I’m driving back from my local supermarket on a warm, calm, reassuringly ordinary summer afternoon. Nothing notable is happening: I pass packs of schoolchildren on street corners, see a glossy 4×4 make a dickish manoeuvre at a roundabout, listen to a man discussing something surprisingly undepressing on the car radio. But then my attention catches on something high and to the right of the car and I need to stop driving. Pulling into a roadside space a little further on, I lock the car and walk back, car keys loose in one hand, my eyes turned upward to sky.
Some natural events track seasonal changes and we treasure them for it. We wait expectantly for our spring swallows and swifts, the first summer butterflies; we listen for the mating calls of winter foxes and autumn deer. But in Britain we don’t have many visibly spectacular, large-scale yearly events whose precise calendar timing is unpredictable, such as the spring spawning of thousands of silver grunion fish on Californian beaches for a few nights after a high tide. But everyone here knows one. It doesn’t happen on the same day
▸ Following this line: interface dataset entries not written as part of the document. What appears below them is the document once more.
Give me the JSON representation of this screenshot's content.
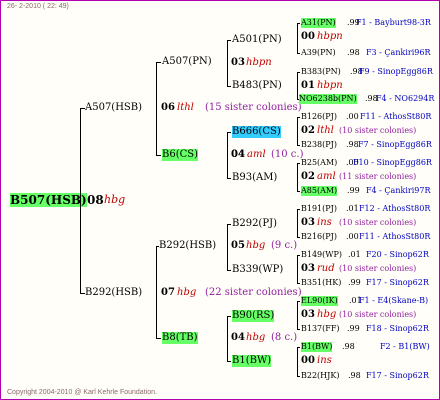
{
  "header": "26- 2-2010 ( 22: 49)",
  "footer": "Copyright 2004-2010 @ Karl Kehrle Foundation.",
  "root": {
    "label": "B507(HSB)",
    "num": "08",
    "code": "hbg"
  },
  "g1": {
    "top": {
      "label": "A507(HSB)",
      "num": "06",
      "code": "lthl",
      "sisters": "(15 sister colonies)"
    },
    "bot": {
      "label": "B292(HSB)",
      "num": "07",
      "code": "hbg",
      "sisters": "(22 sister colonies)"
    }
  },
  "g2": {
    "a507pn": {
      "label": "A507(PN)"
    },
    "b6cs": {
      "label": "B6(CS)",
      "num": "04",
      "code": "aml",
      "sisters": "(10 c.)"
    },
    "b292hsb": {
      "label": "B292(HSB)",
      "num": "05",
      "code": "hbg",
      "sisters": "(9 c.)"
    },
    "b8tb": {
      "label": "B8(TB)",
      "num": "04",
      "code": "hbg",
      "sisters": "(8 c.)"
    }
  },
  "g3": {
    "a501pn": {
      "label": "A501(PN)",
      "num": "03",
      "code": "hbpn"
    },
    "b483pn": {
      "label": "B483(PN)"
    },
    "b666cs": {
      "label": "B666(CS)",
      "num": "02",
      "code": "lthl",
      "sisters": "(10 sister colonies)"
    },
    "b93am": {
      "label": "B93(AM)",
      "num": "02",
      "code": "aml",
      "sisters": "(11 sister colonies)"
    },
    "b292pj": {
      "label": "B292(PJ)",
      "num": "03",
      "code": "ins",
      "sisters": "(10 sister colonies)"
    },
    "b339wp": {
      "label": "B339(WP)",
      "num": "03",
      "code": "rud",
      "sisters": "(10 sister colonies)"
    },
    "b90rs": {
      "label": "B90(RS)",
      "num": "03",
      "code": "hbg",
      "sisters": "(10 sister colonies)"
    },
    "b1bw": {
      "label": "B1(BW)",
      "num": "00",
      "code": "ins"
    }
  },
  "g4": [
    {
      "label": "A31(PN)",
      "val": ".99",
      "right": "F1 - Bayburt98-3R"
    },
    {
      "num": "00",
      "code": "hbpn"
    },
    {
      "label": "A39(PN)",
      "val": ".98",
      "right": "F3 - Çankiri96R"
    },
    {
      "label": "B383(PN)",
      "val": ".98",
      "right": "F9 - SinopEgg86R"
    },
    {
      "num": "01",
      "code": "hbpn"
    },
    {
      "label": "NO6238b(PN)",
      "val": ".98",
      "right": "F4 - NO6294R"
    },
    {
      "label": "B126(PJ)",
      "val": ".00",
      "right": "F11 - AthosSt80R"
    },
    {
      "label": "B238(PJ)",
      "val": ".98",
      "right": "F7 - SinopEgg86R"
    },
    {
      "label": "B25(AM)",
      "val": ".00",
      "right": "F10 - SinopEgg86R"
    },
    {
      "label": "A85(AM)",
      "val": ".99",
      "right": "F4 - Çankiri97R"
    },
    {
      "label": "B191(PJ)",
      "val": ".01",
      "right": "F12 - AthosSt80R"
    },
    {
      "label": "B216(PJ)",
      "val": ".00",
      "right": "F11 - AthosSt80R"
    },
    {
      "label": "B149(WP)",
      "val": ".01",
      "right": "F20 - Sinop62R"
    },
    {
      "label": "B351(HK)",
      "val": ".99",
      "right": "F17 - Sinop62R"
    },
    {
      "label": "EL90(IK)",
      "val": ".01",
      "right": "F1 - E4(Skane-B)"
    },
    {
      "label": "B137(FF)",
      "val": ".99",
      "right": "F18 - Sinop62R"
    },
    {
      "label": "B1(BW)",
      "val": ".98",
      "right": "F2 - B1(BW)"
    },
    {
      "label": "B22(HJK)",
      "val": ".98",
      "right": "F17 - Sinop62R"
    }
  ],
  "colors": {
    "green": "#66ff66",
    "cyan": "#33ccff",
    "code": "#c00000",
    "right": "#0000c0",
    "sister": "#9020a0",
    "frame": "#b000b0"
  }
}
everywhere, but wherever you live, there’ll be a particularly still, humid, bright summer’s day that triggers it, and today it’s happening right here.
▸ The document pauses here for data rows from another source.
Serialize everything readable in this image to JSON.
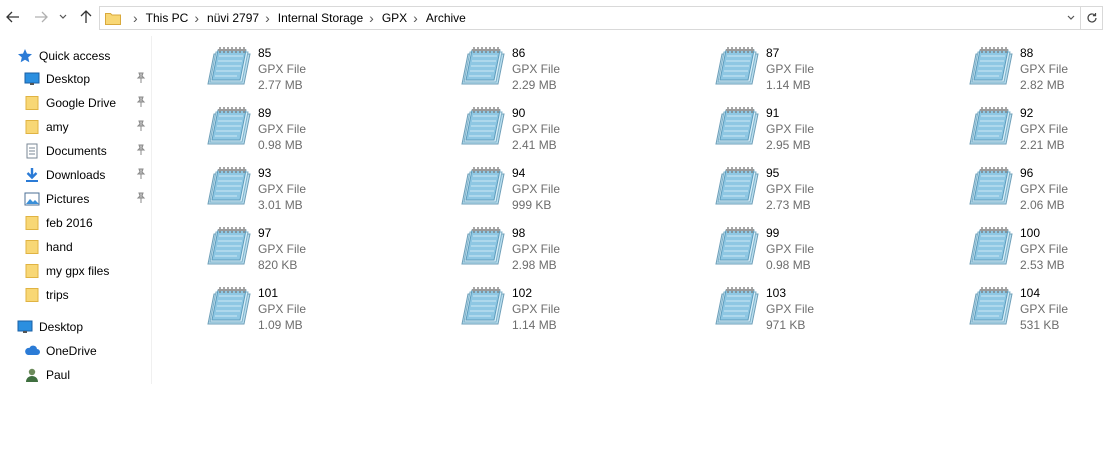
{
  "breadcrumb": [
    "This PC",
    "nüvi 2797",
    "Internal Storage",
    "GPX",
    "Archive"
  ],
  "sidebar": {
    "items": [
      {
        "label": "Quick access",
        "icon": "star-icon",
        "pinned": false,
        "indent": 1
      },
      {
        "label": "Desktop",
        "icon": "desktop-icon",
        "pinned": true,
        "indent": 2
      },
      {
        "label": "Google Drive",
        "icon": "folder-icon",
        "pinned": true,
        "indent": 2
      },
      {
        "label": "amy",
        "icon": "folder-icon",
        "pinned": true,
        "indent": 2
      },
      {
        "label": "Documents",
        "icon": "documents-icon",
        "pinned": true,
        "indent": 2
      },
      {
        "label": "Downloads",
        "icon": "download-icon",
        "pinned": true,
        "indent": 2
      },
      {
        "label": "Pictures",
        "icon": "pictures-icon",
        "pinned": true,
        "indent": 2
      },
      {
        "label": "feb 2016",
        "icon": "folder-icon",
        "pinned": false,
        "indent": 2
      },
      {
        "label": "hand",
        "icon": "folder-icon",
        "pinned": false,
        "indent": 2
      },
      {
        "label": "my gpx files",
        "icon": "folder-icon",
        "pinned": false,
        "indent": 2
      },
      {
        "label": "trips",
        "icon": "folder-icon",
        "pinned": false,
        "indent": 2
      },
      {
        "label": "Desktop",
        "icon": "desktop-icon",
        "pinned": false,
        "indent": 1
      },
      {
        "label": "OneDrive",
        "icon": "cloud-icon",
        "pinned": false,
        "indent": 2
      },
      {
        "label": "Paul",
        "icon": "user-icon",
        "pinned": false,
        "indent": 2
      }
    ]
  },
  "files": [
    {
      "name": "85",
      "type": "GPX File",
      "size": "2.77 MB"
    },
    {
      "name": "86",
      "type": "GPX File",
      "size": "2.29 MB"
    },
    {
      "name": "87",
      "type": "GPX File",
      "size": "1.14 MB"
    },
    {
      "name": "88",
      "type": "GPX File",
      "size": "2.82 MB"
    },
    {
      "name": "89",
      "type": "GPX File",
      "size": "0.98 MB"
    },
    {
      "name": "90",
      "type": "GPX File",
      "size": "2.41 MB"
    },
    {
      "name": "91",
      "type": "GPX File",
      "size": "2.95 MB"
    },
    {
      "name": "92",
      "type": "GPX File",
      "size": "2.21 MB"
    },
    {
      "name": "93",
      "type": "GPX File",
      "size": "3.01 MB"
    },
    {
      "name": "94",
      "type": "GPX File",
      "size": "999 KB"
    },
    {
      "name": "95",
      "type": "GPX File",
      "size": "2.73 MB"
    },
    {
      "name": "96",
      "type": "GPX File",
      "size": "2.06 MB"
    },
    {
      "name": "97",
      "type": "GPX File",
      "size": "820 KB"
    },
    {
      "name": "98",
      "type": "GPX File",
      "size": "2.98 MB"
    },
    {
      "name": "99",
      "type": "GPX File",
      "size": "0.98 MB"
    },
    {
      "name": "100",
      "type": "GPX File",
      "size": "2.53 MB"
    },
    {
      "name": "101",
      "type": "GPX File",
      "size": "1.09 MB"
    },
    {
      "name": "102",
      "type": "GPX File",
      "size": "1.14 MB"
    },
    {
      "name": "103",
      "type": "GPX File",
      "size": "971 KB"
    },
    {
      "name": "104",
      "type": "GPX File",
      "size": "531 KB"
    }
  ],
  "colors": {
    "folder": "#f8d775",
    "accent": "#0078d7",
    "notepad": "#6fb6d9"
  }
}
Above me is a towering column of flying ants. I only know they are there because there’s also a column of about a hundred herring gulls borne on lean, grey, black-tipped wings, some cruising at rooftop height, others circling hundreds of feet above. They aren’t flying in the usual laconic manner, a lazy flap and glide from one place to another. They’re feeding. I can’t see the ants that they’re eating. But I know exactly where individual ants are, because every few seconds a gull twitches itself to one side, beats its wings once, twice, and snaps at the air. And another, and another. Above me is as much a feeding frenzy as any bait ball in a tropical ocean, but featuring gulls and ants rather than anchovies and sharks.
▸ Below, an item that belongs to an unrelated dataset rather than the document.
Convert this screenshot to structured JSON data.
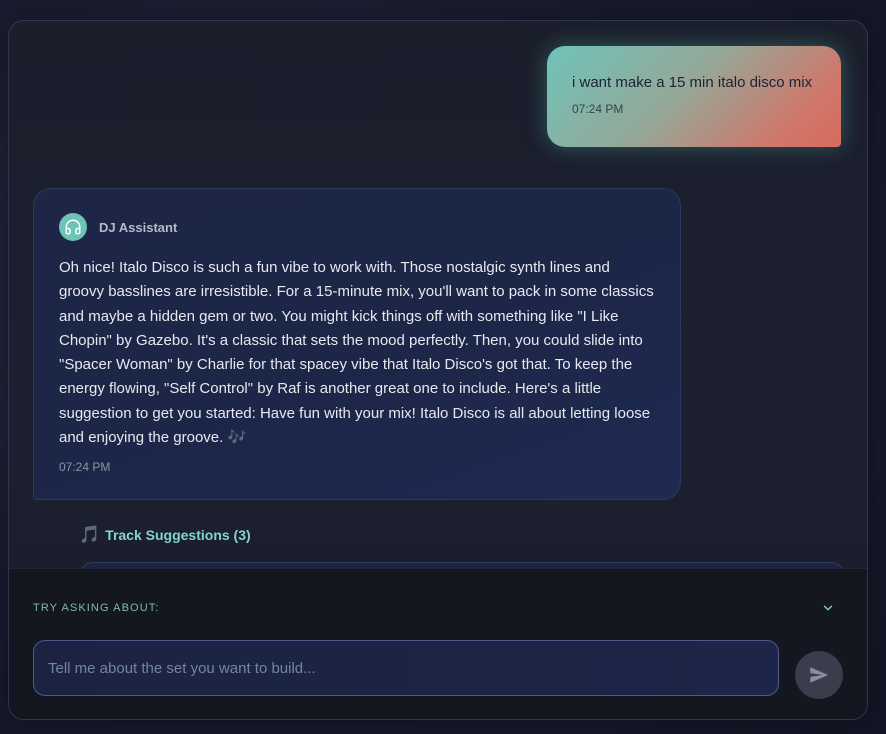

What I’m witnessing is the nuptial flight of a species called Lasius niger, the common black ant of our town streets and suburban gardens. For the past 24 hours worker ants all across town and county have been enlarging the entrance holes to their underground colonies to make them big enough for winged virgin queens to emerge. The male drones, also winged, are already massing on the ground, and as the queens take flight, trailing pheromones, the drones chase them aloft. The queens take their pursuers higher and higher, waiting for males strong enough to reach them. They’ll mate, sometimes with a few different males from different colonies, in brief coincidences that herald the birth of little empires.
On their return to earth, the drones die, while the queens rub off their wings and search for a place to start a new nest. Though these queens may live another 30 years, they will never mate again. Every fertilised egg they lay for the rest of their life will use sperm they store in their bodies from that one ascent on a summer afternoon.
I watch gulls from all points on the compass flying in to join the bonanza. The ants are caught up in a thermal of rising warm air, and as the incoming gulls meet its outside edge, the tip of one wing is tugged by the updraught. They straighten their wings, circle into it and rise effortlessly.
This tower of birds is an attraction visible for miles, an ephemeral landmark above a roadside church in a small country town. And these flocks of predators are one of the reasons why ants from a whole district all emerge at the same time; the more ants in the air, the more likely it is that some survive the onslaught of beaks. A red kite joins the flock, drifting and tilting through it on paper-cut wings stamped black against bright clouds.
We so often think of science as somehow subtracting mystery and beauty from the world. But it’s things I’ve learned from scientific books and papers that are making what I’m watching almost unbearably moving: the hitching curves of the gulls in a vault of sky crossed with thousands of different flightlines, warm airspace tense with predatory intent and the tiny hopes of each rising ant. It isn’t merely the wheeling flock of birds that transfixes me, nor the magic of how the ants have carved out a discrete piece of unremarkable air and given it drama and meaning. It is that the motive power behind this grand spectacle is entirely invisible.
This vast stretch of sky – with its gulls and imperceptible ants – is a working revelation of the interrelation of different scales of existence, and it is at once exhilarating and humbling. Humbling because this contemplation on scale and purpose can’t help but remind me that I’m little more than an ant in the wider workings of the world, no more or less important than any of the creatures here.
Mesmerised, I watch a party of swifts pile in to take their turn at the harvest, wings scything, pink gullets open wide to scoop ants from the air. Craning my neck, I follow them up until the flock banks between me and the sun, and the the fierceness of the light erases them from sight. My eyes water, and I look down to the ground I’d forgotten, to tarmac covered with the glittering wings of drones and queens all readying themselves for their first, and final flight.
Helen Macdonald is the author of “H is for Hawk” (Vintage)